**Work order**
The reply should consist of every entry, repeated exactly.

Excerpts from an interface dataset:
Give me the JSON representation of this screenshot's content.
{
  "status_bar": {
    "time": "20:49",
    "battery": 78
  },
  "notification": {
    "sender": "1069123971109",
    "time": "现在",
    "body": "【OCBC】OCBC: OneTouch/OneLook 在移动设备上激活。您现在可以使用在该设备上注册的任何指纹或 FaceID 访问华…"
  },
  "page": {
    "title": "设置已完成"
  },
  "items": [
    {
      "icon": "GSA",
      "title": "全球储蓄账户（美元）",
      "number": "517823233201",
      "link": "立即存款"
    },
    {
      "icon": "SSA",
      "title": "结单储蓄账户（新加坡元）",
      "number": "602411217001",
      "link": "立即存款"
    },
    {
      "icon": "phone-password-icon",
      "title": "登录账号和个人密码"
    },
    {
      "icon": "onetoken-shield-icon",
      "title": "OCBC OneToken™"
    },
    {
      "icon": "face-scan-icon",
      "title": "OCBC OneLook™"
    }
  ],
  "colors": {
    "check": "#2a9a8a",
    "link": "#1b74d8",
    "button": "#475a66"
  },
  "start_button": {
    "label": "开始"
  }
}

**Output of the task**
Give me the JSON representation of this screenshot's content.
{
  "status_bar": {
    "time": "20:49",
    "battery": 78
  },
  "notification": {
    "sender": "1069123971109",
    "time": "现在",
    "body": "【OCBC】OCBC: OneTouch/OneLook 在移动设备上激活。您现在可以使用在该设备上注册的任何指纹或 FaceID 访问华…"
  },
  "page": {
    "title": "设置已完成"
  },
  "items": [
    {
      "icon": "GSA",
      "title": "全球储蓄账户（美元）",
      "number": "517823233201",
      "link": "立即存款"
    },
    {
      "icon": "SSA",
      "title": "结单储蓄账户（新加坡元）",
      "number": "602411217001",
      "link": "立即存款"
    },
    {
      "icon": "phone-password-icon",
      "title": "登录账号和个人密码"
    },
    {
      "icon": "onetoken-shield-icon",
      "title": "OCBC OneToken™"
    },
    {
      "icon": "face-scan-icon",
      "title": "OCBC OneLook™"
    }
  ],
  "colors": {
    "check": "#2a9a8a",
    "link": "#1b74d8",
    "button": "#475a66"
  },
  "start_button": {
    "label": "开始"
  }
}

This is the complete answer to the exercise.